A major heliborne operation was conducted on December 7 as the entire 4/5 Gurkha Regiment was landed close to Sylhet Garrison by 105 Helicopter Unit and supported by a couple of armed Mi-4 helicopters. If the heliborne operation at Sylhet was a heavyweight boxer’s right hook, it was followed up by Lt Gen Sagat Singh, the corps commander of 4 Corps, with a solid punch to Gen AAK Niazi’s gut between December 9 and 11 when he heli-lifted more than a brigade worth of troops across the mighty river Meghna to two landing zones at Raipura and Narsingdi, barely 60 km from Dacca. Not satisfied with that, he pressed on with a left hook on December 12 by heli-lifting another brigade to Narayanganj, around 40 km south-east of Dacca. Between December 6 and 12, a 14-helicopter task force from three units (105, 110 and 111 Helicopter Units) had landed over 4,000 troops and most of their supporting equipment, including ammunition and light artillery guns, in three locations by flying around 350 sorties, including over 100 by night — a truly spectacular effort.
The Tangail para drop operation by 2 Para on December 11 in the area to the north of Dacca involved over 50 transport aircraft along with Gnat and MiG-21 fighter escorts. The operation fulfilled its objectives of coercing Gen Niazi to surrender as it caused panic in Dacca with news trickling in that a brigade had been dropped and that it was only a matter of time before forces converged onto Dacca.
The psychological impact of innovative operations generally gets underplayed in any post-war analysis. One such operation that caused a disproportionate impact on the psyche of East Pakistan’s leadership as they huddled in Dacca during the closing stages of the war was the strike by IAF fighters on the Governor’s House on December 14. In an operation driven by hard intelligence based on wireless intercepts, four MiG-21s and four Hunters attacked the palatial house in the vicinity of the Dacca Cricket Stadium in quick succession while Governor Malik himself was chairing a meeting with UN officials in attendance. MiG-21s from 28 Squadron followed up with rocket attacks on specific buildings in Dacca University where suspected Pakistani troops and collaborators were taking shelter.

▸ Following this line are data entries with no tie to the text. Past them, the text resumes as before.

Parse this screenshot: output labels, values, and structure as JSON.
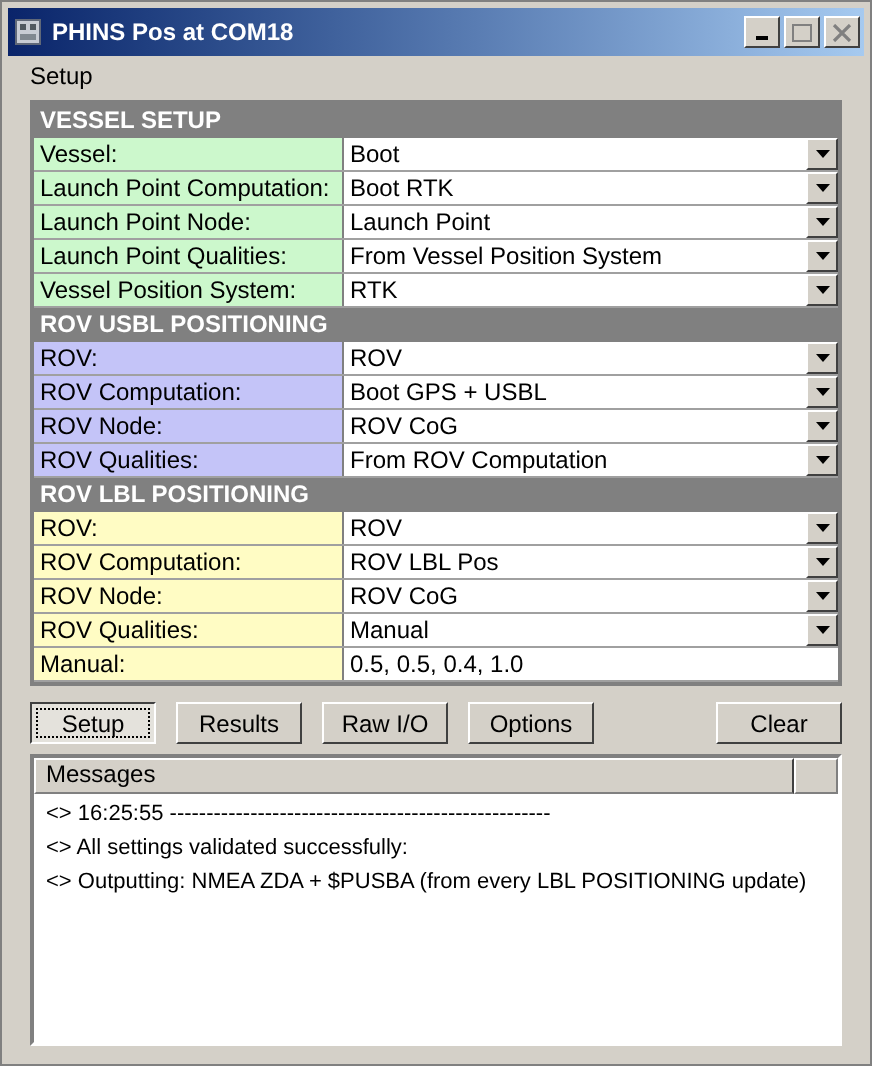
{
  "window": {
    "title": "PHINS Pos at COM18"
  },
  "menu": [
    "Setup"
  ],
  "sections": [
    {
      "title": "VESSEL SETUP",
      "color": "#ccf8cc",
      "rows": [
        {
          "kind": "dropdown",
          "label": "Vessel:",
          "value": "Boot"
        },
        {
          "kind": "dropdown",
          "label": "Launch Point Computation:",
          "value": "Boot RTK"
        },
        {
          "kind": "dropdown",
          "label": "Launch Point Node:",
          "value": "Launch Point"
        },
        {
          "kind": "dropdown",
          "label": "Launch Point Qualities:",
          "value": "From Vessel Position System"
        },
        {
          "kind": "dropdown",
          "label": "Vessel Position System:",
          "value": "RTK"
        }
      ]
    },
    {
      "title": "ROV USBL POSITIONING",
      "color": "#c4c4f8",
      "rows": [
        {
          "kind": "dropdown",
          "label": "ROV:",
          "value": "ROV"
        },
        {
          "kind": "dropdown",
          "label": "ROV Computation:",
          "value": "Boot GPS + USBL"
        },
        {
          "kind": "dropdown",
          "label": "ROV Node:",
          "value": "ROV CoG"
        },
        {
          "kind": "dropdown",
          "label": "ROV Qualities:",
          "value": "From ROV Computation"
        }
      ]
    },
    {
      "title": "ROV LBL POSITIONING",
      "color": "#fffcc4",
      "rows": [
        {
          "kind": "dropdown",
          "label": "ROV:",
          "value": "ROV"
        },
        {
          "kind": "dropdown",
          "label": "ROV Computation:",
          "value": "ROV LBL Pos"
        },
        {
          "kind": "dropdown",
          "label": "ROV Node:",
          "value": "ROV CoG"
        },
        {
          "kind": "dropdown",
          "label": "ROV Qualities:",
          "value": "Manual"
        },
        {
          "kind": "text",
          "label": "Manual:",
          "value": "0.5, 0.5, 0.4, 1.0"
        }
      ]
    }
  ],
  "tabs": [
    {
      "label": "Setup",
      "selected": true
    },
    {
      "label": "Results",
      "selected": false
    },
    {
      "label": "Raw I/O",
      "selected": false
    },
    {
      "label": "Options",
      "selected": false
    }
  ],
  "clear_button": "Clear",
  "messages": {
    "header": "Messages",
    "lines": [
      "<> 16:25:55 ----------------------------------------------------",
      "<> All settings validated successfully:",
      "<> Outputting: NMEA ZDA + $PUSBA (from every LBL POSITIONING update)"
    ]
  }
}
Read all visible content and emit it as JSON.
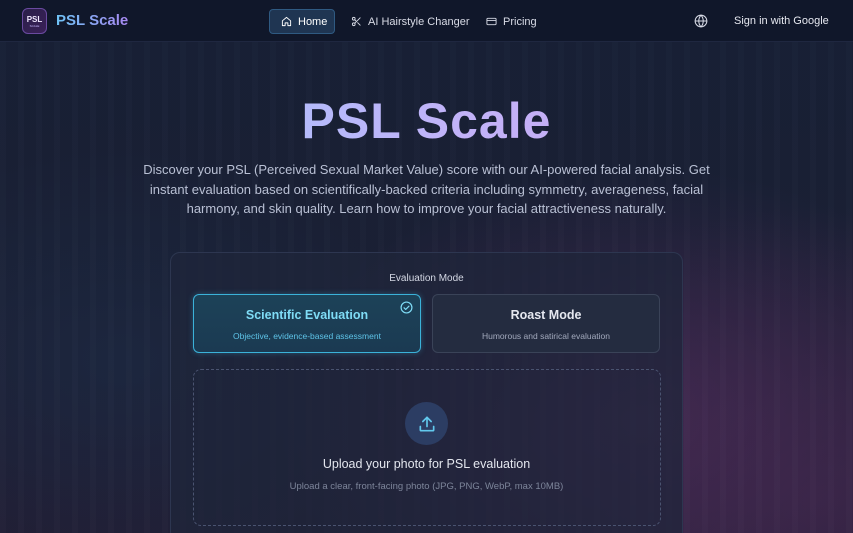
{
  "header": {
    "logo_line1": "PSL",
    "logo_line2": "SCALE",
    "brand": "PSL Scale",
    "nav": [
      {
        "label": "Home",
        "icon": "home-icon",
        "active": true
      },
      {
        "label": "AI Hairstyle Changer",
        "icon": "scissors-icon",
        "active": false
      },
      {
        "label": "Pricing",
        "icon": "credit-card-icon",
        "active": false
      }
    ],
    "language_icon": "globe-icon",
    "signin_label": "Sign in with Google"
  },
  "hero": {
    "title": "PSL Scale",
    "description": "Discover your PSL (Perceived Sexual Market Value) score with our AI-powered facial analysis. Get instant evaluation based on scientifically-backed criteria including symmetry, averageness, facial harmony, and skin quality. Learn how to improve your facial attractiveness naturally."
  },
  "evaluation": {
    "label": "Evaluation Mode",
    "modes": [
      {
        "title": "Scientific Evaluation",
        "subtitle": "Objective, evidence-based assessment",
        "selected": true
      },
      {
        "title": "Roast Mode",
        "subtitle": "Humorous and satirical evaluation",
        "selected": false
      }
    ]
  },
  "upload": {
    "icon": "upload-icon",
    "title": "Upload your photo for PSL evaluation",
    "subtitle": "Upload a clear, front-facing photo (JPG, PNG, WebP, max 10MB)"
  },
  "colors": {
    "accent": "#3bb2d9",
    "background": "#141a2c",
    "header": "#10172a"
  }
}
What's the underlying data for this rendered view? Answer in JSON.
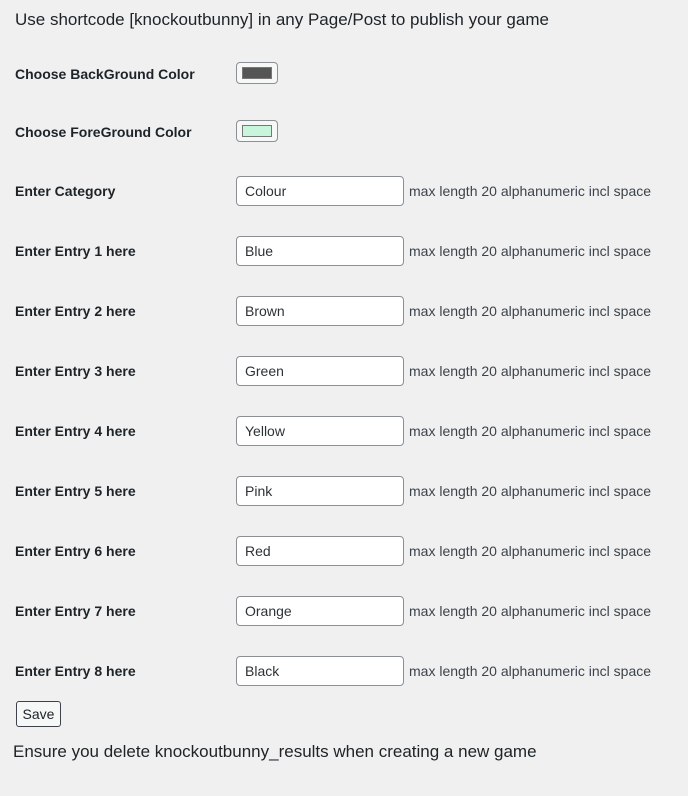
{
  "heading": "Use shortcode [knockoutbunny] in any Page/Post to publish your game",
  "colors": {
    "background_label": "Choose BackGround Color",
    "background_value": "#555555",
    "foreground_label": "Choose ForeGround Color",
    "foreground_value": "#c8f5dc"
  },
  "fields": [
    {
      "label": "Enter Category",
      "value": "Colour",
      "hint": "max length 20 alphanumeric incl space"
    },
    {
      "label": "Enter Entry 1 here",
      "value": "Blue",
      "hint": "max length 20 alphanumeric incl space"
    },
    {
      "label": "Enter Entry 2 here",
      "value": "Brown",
      "hint": "max length 20 alphanumeric incl space"
    },
    {
      "label": "Enter Entry 3 here",
      "value": "Green",
      "hint": "max length 20 alphanumeric incl space"
    },
    {
      "label": "Enter Entry 4 here",
      "value": "Yellow",
      "hint": "max length 20 alphanumeric incl space"
    },
    {
      "label": "Enter Entry 5 here",
      "value": "Pink",
      "hint": "max length 20 alphanumeric incl space"
    },
    {
      "label": "Enter Entry 6 here",
      "value": "Red",
      "hint": "max length 20 alphanumeric incl space"
    },
    {
      "label": "Enter Entry 7 here",
      "value": "Orange",
      "hint": "max length 20 alphanumeric incl space"
    },
    {
      "label": "Enter Entry 8 here",
      "value": "Black",
      "hint": "max length 20 alphanumeric incl space"
    }
  ],
  "save_label": "Save",
  "footer_note": "Ensure you delete knockoutbunny_results when creating a new game"
}
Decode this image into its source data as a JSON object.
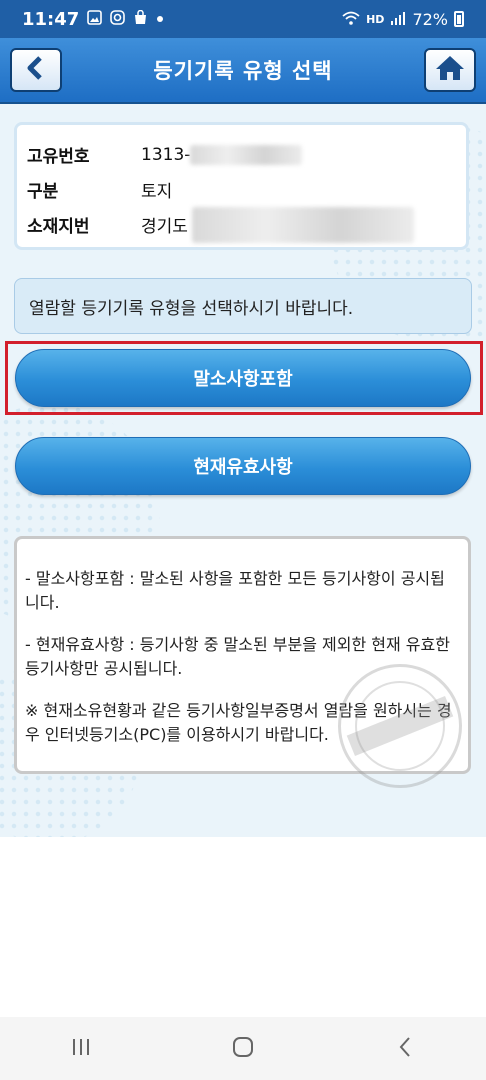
{
  "status_bar": {
    "time": "11:47",
    "notification_icons": [
      "image-icon",
      "instagram-icon",
      "shopping-bag-icon",
      "dot-icon"
    ],
    "network_label": "HD",
    "battery": "72%"
  },
  "header": {
    "title": "등기기록 유형 선택",
    "back_icon": "back-arrow-icon",
    "home_icon": "home-icon"
  },
  "info": {
    "rows": [
      {
        "label": "고유번호",
        "value": "1313-"
      },
      {
        "label": "구분",
        "value": "토지"
      },
      {
        "label": "소재지번",
        "value": "경기도"
      }
    ]
  },
  "notice": "열람할 등기기록 유형을 선택하시기 바랍니다.",
  "buttons": {
    "include_cancelled": "말소사항포함",
    "current_valid": "현재유효사항"
  },
  "description": {
    "items": [
      "- 말소사항포함 : 말소된 사항을 포함한 모든 등기사항이 공시됩니다.",
      "- 현재유효사항 : 등기사항 중 말소된 부분을 제외한 현재 유효한 등기사항만 공시됩니다.",
      "※ 현재소유현황과 같은 등기사항일부증명서 열람을 원하시는 경우 인터넷등기소(PC)를 이용하시기 바랍니다."
    ]
  },
  "nav": {
    "recent_icon": "recent-apps-icon",
    "home_icon": "home-circle-icon",
    "back_icon": "back-chevron-icon"
  },
  "colors": {
    "header": "#1e6ec4",
    "button": "#2b8ed8",
    "highlight": "#d21f2c",
    "background": "#eaf4fa"
  }
}
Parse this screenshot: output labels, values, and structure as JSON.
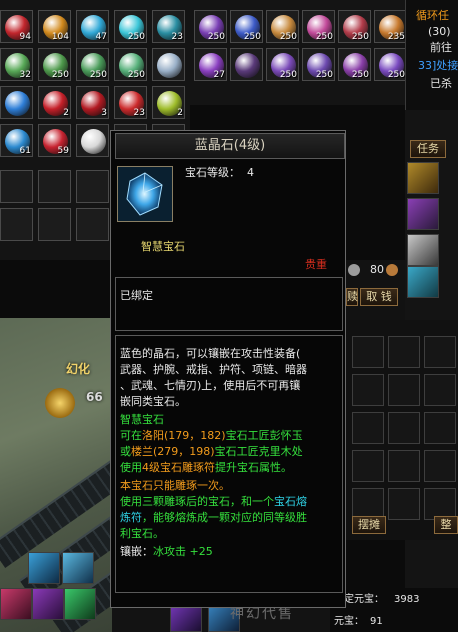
{
  "bag_left": {
    "rows": [
      [
        {
          "icon": "red-gem-icon",
          "count": "94",
          "color": "#c2262d"
        },
        {
          "icon": "amber-gem-icon",
          "count": "104",
          "color": "#d28a1e"
        },
        {
          "icon": "blue-orb-icon",
          "count": "47",
          "color": "#31a9d7"
        },
        {
          "icon": "cyan-orb-icon",
          "count": "250",
          "color": "#3bc6d8"
        },
        {
          "icon": "teal-orb-icon",
          "count": "23",
          "color": "#2a8fa3"
        }
      ],
      [
        {
          "icon": "green-jade-icon",
          "count": "32",
          "color": "#58a957"
        },
        {
          "icon": "green-jade-icon",
          "count": "250",
          "color": "#4e9a4c"
        },
        {
          "icon": "green-jade-icon",
          "count": "250",
          "color": "#4a9c5a"
        },
        {
          "icon": "green-jade-icon",
          "count": "250",
          "color": "#56b07a"
        },
        {
          "icon": "potion-icon",
          "count": "",
          "color": "#9ab0c8"
        }
      ],
      [
        {
          "icon": "blue-crystal-icon",
          "count": "",
          "color": "#2f7fd8"
        },
        {
          "icon": "red-gem-icon",
          "count": "2",
          "color": "#c52029"
        },
        {
          "icon": "red-crystal-icon",
          "count": "3",
          "color": "#b21a22"
        },
        {
          "icon": "red-crystal-icon",
          "count": "23",
          "color": "#cc2a2c"
        },
        {
          "icon": "yellow-green-gem-icon",
          "count": "2",
          "color": "#9fbd2b"
        }
      ],
      [
        {
          "icon": "blue-crystal-icon",
          "count": "61",
          "color": "#2c8ad0"
        },
        {
          "icon": "red-gem-icon",
          "count": "59",
          "color": "#c72330"
        },
        {
          "icon": "white-fang-icon",
          "count": "",
          "color": "#d8d8d8"
        },
        {
          "icon": "empty-slot",
          "count": "",
          "color": ""
        },
        {
          "icon": "empty-slot",
          "count": "",
          "color": ""
        }
      ]
    ]
  },
  "bag_right": {
    "rows": [
      [
        {
          "icon": "purple-orb-icon",
          "count": "250",
          "color": "#7a3fb5"
        },
        {
          "icon": "blue-orb-icon",
          "count": "250",
          "color": "#3d5bc8"
        },
        {
          "icon": "lamp-icon",
          "count": "250",
          "color": "#c78a3e"
        },
        {
          "icon": "pink-orb-icon",
          "count": "250",
          "color": "#c24a9a"
        },
        {
          "icon": "red-orb-icon",
          "count": "250",
          "color": "#b23c4a"
        },
        {
          "icon": "orange-orb-icon",
          "count": "235",
          "color": "#c87a2e"
        }
      ],
      [
        {
          "icon": "purple-rune-icon",
          "count": "27",
          "color": "#8a3fc0"
        },
        {
          "icon": "dark-orb-icon",
          "count": "",
          "color": "#5a3a7a"
        },
        {
          "icon": "purple-orb-icon",
          "count": "250",
          "color": "#7a4ab8"
        },
        {
          "icon": "purple-orb-icon",
          "count": "250",
          "color": "#6d4ab0"
        },
        {
          "icon": "purple-orb-icon",
          "count": "250",
          "color": "#8a3fa8"
        },
        {
          "icon": "purple-orb-icon",
          "count": "250",
          "color": "#7a4ac0"
        }
      ]
    ]
  },
  "quest_panel": {
    "title": "循环任",
    "lines": [
      "(30)",
      "前往",
      "33]处接",
      "已杀"
    ],
    "tab": "任务"
  },
  "tooltip": {
    "title": "蓝晶石(4级)",
    "gem_level_label": "宝石等级：",
    "gem_level_value": "4",
    "item_type": "智慧宝石",
    "sale_tag": "贵重",
    "bound": "已绑定",
    "desc_lines": [
      "蓝色的晶石，可以镶嵌在攻击性装备(",
      "武器、护腕、戒指、护符、项链、暗器",
      "、武魂、七情刃)上，使用后不可再镶",
      "嵌同类宝石。"
    ],
    "wisdom_label": "智慧宝石",
    "loc1_pre": "可在",
    "loc1_place": "洛阳",
    "loc1_coords": "(179，182)",
    "loc1_post": "宝石工匠彭怀玉",
    "loc2_pre": "或",
    "loc2_place": "楼兰",
    "loc2_coords": "(279，198)",
    "loc2_post": "宝石工匠克里木处",
    "loc3_pre": "使用",
    "loc3_item": "4级宝石雕琢符",
    "loc3_post": "提升宝石属性。",
    "carve_once": "本宝石只能雕琢一次。",
    "fuse_pre": "使用三颗雕琢后的宝石，和一个",
    "fuse_item1": "宝石熔",
    "fuse_item2": "炼符",
    "fuse_post": "，能够熔炼成一颗对应的同等级胜",
    "fuse_end": "利宝石。",
    "inlay_label": "镶嵌：",
    "inlay_value": "冰攻击 +25"
  },
  "shop": {
    "money": "80",
    "buttons": [
      "赎",
      "取 钱"
    ],
    "stall_button": "摆摊",
    "sort_button": "整"
  },
  "status": {
    "bound_yuanbao_label": "绑定元宝：",
    "bound_yuanbao_value": "3983",
    "yuanbao_label": "元宝：",
    "yuanbao_value": "91"
  },
  "world": {
    "effect_text": "幻化",
    "effect_number": "66"
  },
  "watermark": "神幻代售"
}
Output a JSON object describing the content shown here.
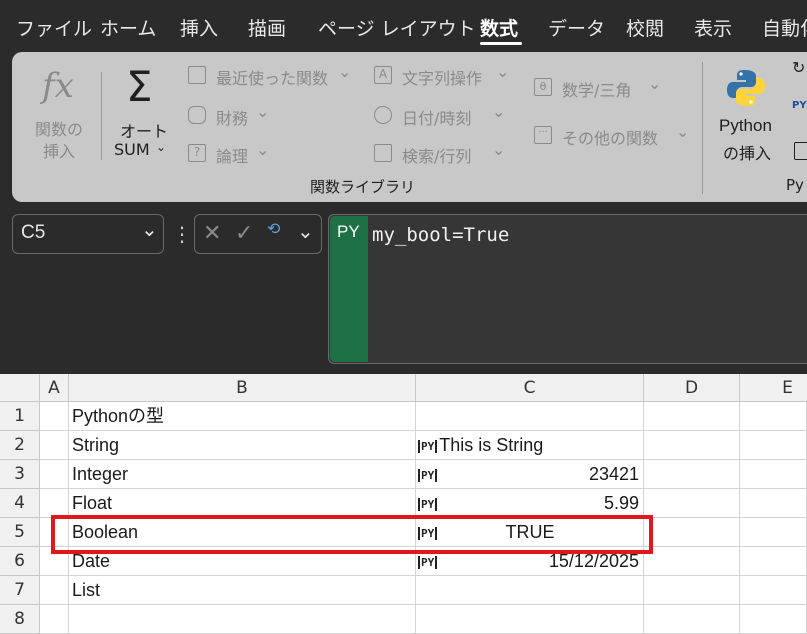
{
  "menu": {
    "tabs": [
      "ファイル",
      "ホーム",
      "挿入",
      "描画",
      "ページ レイアウト",
      "数式",
      "データ",
      "校閲",
      "表示",
      "自動化"
    ],
    "active_tab": "数式"
  },
  "ribbon": {
    "insert_function": {
      "line1": "関数の",
      "line2": "挿入"
    },
    "autosum": {
      "line1": "オート",
      "line2": "SUM"
    },
    "recently_used": "最近使った関数",
    "financial": "財務",
    "logical": "論理",
    "text": "文字列操作",
    "date_time": "日付/時刻",
    "lookup": "検索/行列",
    "math": "数学/三角",
    "more_functions": "その他の関数",
    "group_label": "関数ライブラリ",
    "python_insert": {
      "line1": "Python",
      "line2": "の挿入"
    },
    "python_group": "Py"
  },
  "formula_bar": {
    "name_box": "C5",
    "py_badge": "PY",
    "formula": "my_bool=True"
  },
  "sheet": {
    "columns": [
      "A",
      "B",
      "C",
      "D",
      "E"
    ],
    "rows": [
      "1",
      "2",
      "3",
      "4",
      "5",
      "6",
      "7",
      "8"
    ],
    "b": [
      "Pythonの型",
      "String",
      "Integer",
      "Float",
      "Boolean",
      "Date",
      "List",
      ""
    ],
    "c": [
      "",
      "This is String",
      "23421",
      "5.99",
      "TRUE",
      "15/12/2025",
      "",
      ""
    ],
    "py_icon_text": "PY"
  },
  "colors": {
    "py_green": "#1e7145",
    "highlight": "#e0181c"
  }
}
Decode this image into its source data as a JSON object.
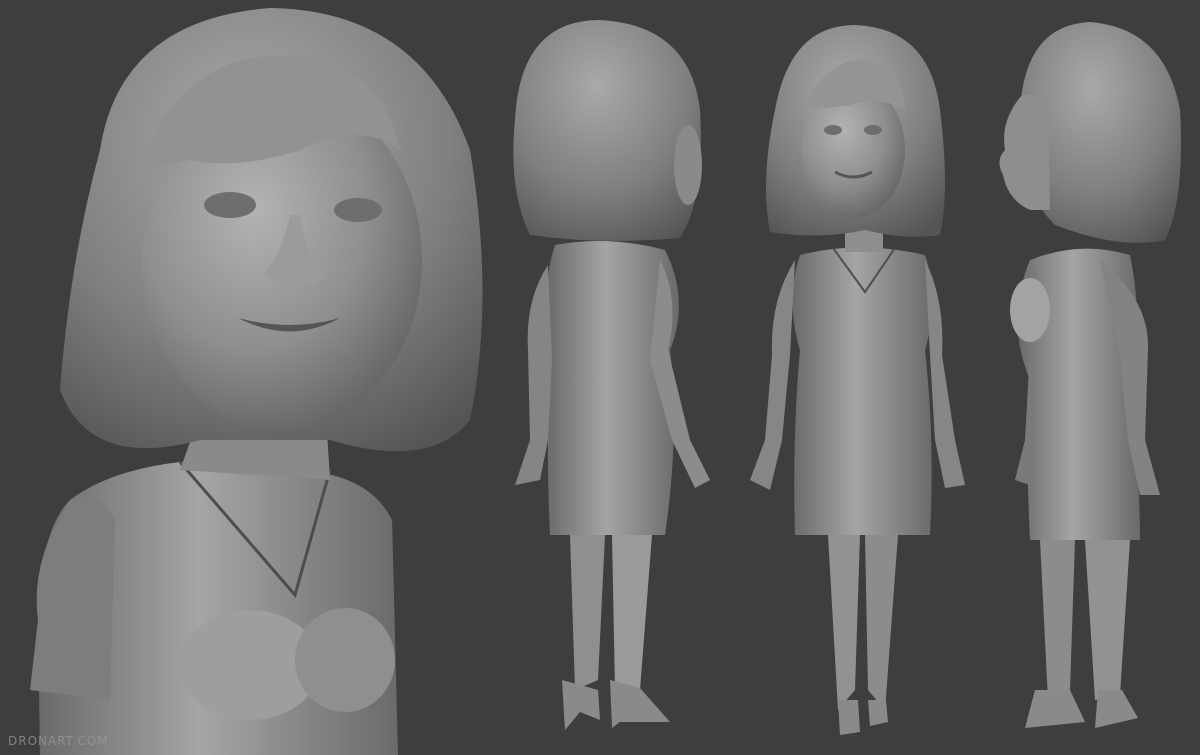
{
  "scene": {
    "background_color": "#3e3e3e",
    "clay_color": "#8c8c8c",
    "views": [
      "front-closeup",
      "back-three-quarter",
      "front",
      "side-profile"
    ]
  },
  "watermark": {
    "text": "DRONART.COM"
  }
}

Air power delivered disproportionate effects in the battle for Bangladesh and hastened the surrender of 93,000 able-bodied troops of the Pakistan army as they wilted in the face of a combined assault by Indian soldiers, sailors and airmen. Orchestrating the air battle was not an easy task and involved over six months of careful planning and strategising to first create an overwhelming superiority, and then driving home the advantage to achieve decisive operational outcomes.
The writer, a former fighter pilot and military historian, occupies the President’s Chair of Excellence at the
National Defence College